Finally, former 9L staffer and fiction writer, Andrew Ervin writes about his process for The Story Prize blog.

Tuesday, December 07, 2010

NEA Grants

Congratulations to the following 9L poets who received a 2011 Literature Fellowship: Creative Writing (Poetry) NEA grant:

Leslie Harrison (vol. 5, no. 1)

Christopher Kennedy (vol. 6, no. 2)

Alison Titus (vol. 5, no. 2)

Again, congratulations everyone!

Friday, December 03, 2010

9L Staff News

We have some good news to share from current and former 9L staff members!

Current 9L staffer, Lindsey Drager's story, "A Brief Outline of Theories Not Addressed" is up on Elimae.

Over at HTML Giant, Kyle Minor writes about former CNF editor, Steve Davenport's poetry collection, Uncontainable Noise, in an article called, "Here is an Obscure Book of Poetry I Like."
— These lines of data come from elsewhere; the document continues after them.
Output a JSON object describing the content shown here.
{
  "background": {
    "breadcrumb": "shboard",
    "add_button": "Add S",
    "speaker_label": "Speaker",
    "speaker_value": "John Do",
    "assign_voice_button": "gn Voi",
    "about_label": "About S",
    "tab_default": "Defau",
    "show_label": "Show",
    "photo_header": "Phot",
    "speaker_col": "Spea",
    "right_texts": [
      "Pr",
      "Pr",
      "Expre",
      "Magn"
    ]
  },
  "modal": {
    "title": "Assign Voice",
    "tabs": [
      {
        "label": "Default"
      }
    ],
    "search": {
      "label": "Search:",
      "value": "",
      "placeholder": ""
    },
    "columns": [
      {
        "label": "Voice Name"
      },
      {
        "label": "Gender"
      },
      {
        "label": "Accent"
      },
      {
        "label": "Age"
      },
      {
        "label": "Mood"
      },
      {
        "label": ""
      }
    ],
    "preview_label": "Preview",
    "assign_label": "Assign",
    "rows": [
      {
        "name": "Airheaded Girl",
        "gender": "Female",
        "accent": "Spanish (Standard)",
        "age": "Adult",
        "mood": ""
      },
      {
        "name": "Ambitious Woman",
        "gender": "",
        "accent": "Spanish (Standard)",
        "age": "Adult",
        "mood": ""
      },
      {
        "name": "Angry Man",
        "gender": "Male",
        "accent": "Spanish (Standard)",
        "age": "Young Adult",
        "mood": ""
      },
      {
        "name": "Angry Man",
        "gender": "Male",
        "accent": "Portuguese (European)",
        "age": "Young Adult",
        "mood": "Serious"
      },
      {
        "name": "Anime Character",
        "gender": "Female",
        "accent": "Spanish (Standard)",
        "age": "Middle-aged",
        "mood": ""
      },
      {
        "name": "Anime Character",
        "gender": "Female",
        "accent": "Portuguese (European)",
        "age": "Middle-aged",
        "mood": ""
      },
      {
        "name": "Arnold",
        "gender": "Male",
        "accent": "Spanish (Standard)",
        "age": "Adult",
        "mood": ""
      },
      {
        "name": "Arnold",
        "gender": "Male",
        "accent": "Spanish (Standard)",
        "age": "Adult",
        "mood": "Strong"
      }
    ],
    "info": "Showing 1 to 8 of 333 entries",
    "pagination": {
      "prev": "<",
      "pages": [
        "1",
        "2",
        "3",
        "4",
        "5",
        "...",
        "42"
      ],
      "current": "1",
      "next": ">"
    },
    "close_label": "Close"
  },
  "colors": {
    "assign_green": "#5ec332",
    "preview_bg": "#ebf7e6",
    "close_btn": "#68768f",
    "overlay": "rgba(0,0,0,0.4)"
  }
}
Ted Sander's essay "To Scale" from the Cincinnati Review was listed as one of the 100 notable essay of 2009 in Best American Essays.

Micah Riecker's "History Lesson" from Mid-American Review and Steve Davenport's "Rivers to Gilead" from The Southern Review both received special mentions in the 2011 Pushcart Prize.
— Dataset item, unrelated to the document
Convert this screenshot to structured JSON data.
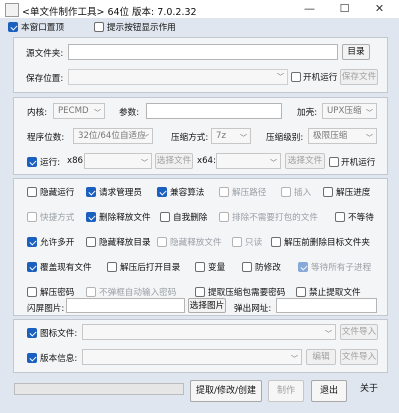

Congratulations everyone!

Wednesday, December 01, 2010

9L Holiday Sale/New Issue Preview

Today starts our annual Holiday Sale! If you buy a one-year subscription (usually 2 issues), you get a bonus issue. Subscriptions will start with our next issue, vol. 7, no. 2 (available in a few weeks), and include vol. 8, no. 1 and vol. 8, no. 2 (aka the bonus issue). All you have to do is head on over to the webstore, purchase a one-year subscription, and type "Holiday Sale" in the special instructions box. Ninth Letter makes is a great gift for the reader(s) in your life or as a nice treat for yourself.

Also, to kick off the sale, and because we're thrilled that the new issue (vol. 7, no. 2) is very close to being ready, we're going to be featuring a series of special previews from it. Today's preview is an excerpt from Peter Orner's creative nonfiction piece, "Horace and Josephine."
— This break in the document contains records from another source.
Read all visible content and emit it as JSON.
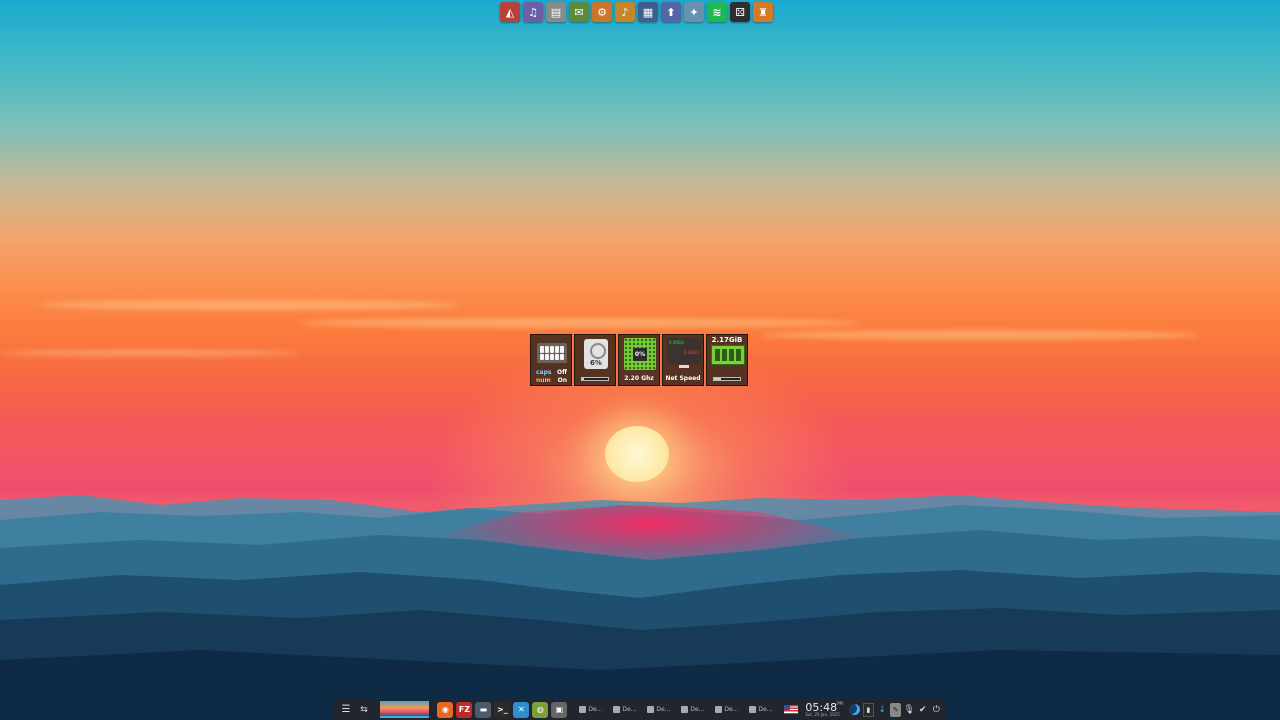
{
  "top_dock": {
    "apps": [
      {
        "name": "app-1",
        "glyph": "◭",
        "color": "#b8423a"
      },
      {
        "name": "app-2",
        "glyph": "♫",
        "color": "#6a5fa8"
      },
      {
        "name": "app-3",
        "glyph": "▤",
        "color": "#8a8a8a"
      },
      {
        "name": "app-4",
        "glyph": "✉",
        "color": "#5a8a3a"
      },
      {
        "name": "app-5",
        "glyph": "⚙",
        "color": "#c9782a"
      },
      {
        "name": "app-6",
        "glyph": "♪",
        "color": "#c4862a"
      },
      {
        "name": "app-7",
        "glyph": "▦",
        "color": "#3f5e8e"
      },
      {
        "name": "app-8",
        "glyph": "⬆",
        "color": "#5466a8"
      },
      {
        "name": "app-9",
        "glyph": "✦",
        "color": "#6a90b0"
      },
      {
        "name": "spotify",
        "glyph": "≋",
        "color": "#1db954"
      },
      {
        "name": "app-11",
        "glyph": "⚄",
        "color": "#2e2e2e"
      },
      {
        "name": "app-12",
        "glyph": "♜",
        "color": "#d27a2a"
      }
    ]
  },
  "widgets": {
    "keyboard": {
      "caps_label": "caps",
      "caps_state": "Off",
      "num_label": "num",
      "num_state": "On"
    },
    "disk": {
      "percent": "6%",
      "fill": 0.06
    },
    "cpu": {
      "load": "0%",
      "freq": "2.20 Ghz"
    },
    "net": {
      "label": "Net Speed",
      "up": "0.0KB/s",
      "down": "0.0KB/s"
    },
    "ram": {
      "used": "2.17GiB",
      "fill": 0.25
    }
  },
  "panel": {
    "menu_glyph": "☰",
    "apps": [
      {
        "name": "firefox",
        "glyph": "◉",
        "color": "#e66a1f"
      },
      {
        "name": "filezilla",
        "glyph": "FZ",
        "color": "#bf2a2a"
      },
      {
        "name": "app-3",
        "glyph": "▬",
        "color": "#4d5a6a"
      },
      {
        "name": "terminal",
        "glyph": ">_",
        "color": "#2b2b2b"
      },
      {
        "name": "app-5",
        "glyph": "✕",
        "color": "#2d8fcf"
      },
      {
        "name": "app-6",
        "glyph": "◍",
        "color": "#7aa03a"
      },
      {
        "name": "app-7",
        "glyph": "▣",
        "color": "#666"
      }
    ],
    "tasks": [
      "De...",
      "De...",
      "De...",
      "De...",
      "De...",
      "De..."
    ],
    "time": "05:48",
    "ampm": "PM",
    "date": "Sat, 25 Jan, 2025"
  }
}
Aunt Josephine used to slip fifty-dollar bills into the front shirt pocket of my brother's Cub Scouts uniform. Go buy yourself something nice, solider, she'd whisper. Then she'd put one of her long, exquisite fingers to her lower lip to let him know that her little secret of General Grant could stay between them. And even after Uncle Horace was completely disgraced and spent that week in jail awaiting trail for embezzlement before my grandfather, bless his heart, bailed him out with the little money he had left, the little money that Horace hadn't managed to steal, and they were living in 'reduced circumstances' in Aunt Molly's spare room, I could still see Aunt Josephine doing that with the fifties. Because she walked around Aunt Molly's cramped little stucco house on Wampanoag Street the same way she did that beautiful marble-floored palace way up at the top of the hill on President Avenue. The fact that Horace had been arrested didn't change her. Or the paintings she hung on her walls, the paintings she hid for months in my grandmother's attic. We all knew that the paintings were all they had left, the only things not seized by a gang of bankers and creditors who swarmed the house as soon it all went to hell, flashing their business cards and bearing reams upon reams of paper, as if anyone needed proof that their latest fresh kill was insolvent.

But to Josephine, the paintings, one of which she claimed was an early Chagall (a picture of a small elfin man raising his arms, Job-like to God, a pose my brother and I make whenever we talk about Uncle Horace) represented who she was, not who she once was. True, they now hung on the flaky yellow walls of Great Aunt Molly's living room. They no longer adorned a grand front hall like the one she used to hustle guests through with a flurry of wild waving, Darlings, don't dwadle, come in, come in! Come in! Yet even at Molly's where the change in circumstances couldn't have been more stark, Josephine's gray deep-set eyes gave nothing away. Not regret, never anger.

"Horace and Josephine" will be available in its entirety in the soon to be released vol. 7, no. 2. To make sure you get it as soon as possible, sign up for a subscription today. Remember to put "Holiday Sale" in the special instructions box to make sure you get the bonus issue.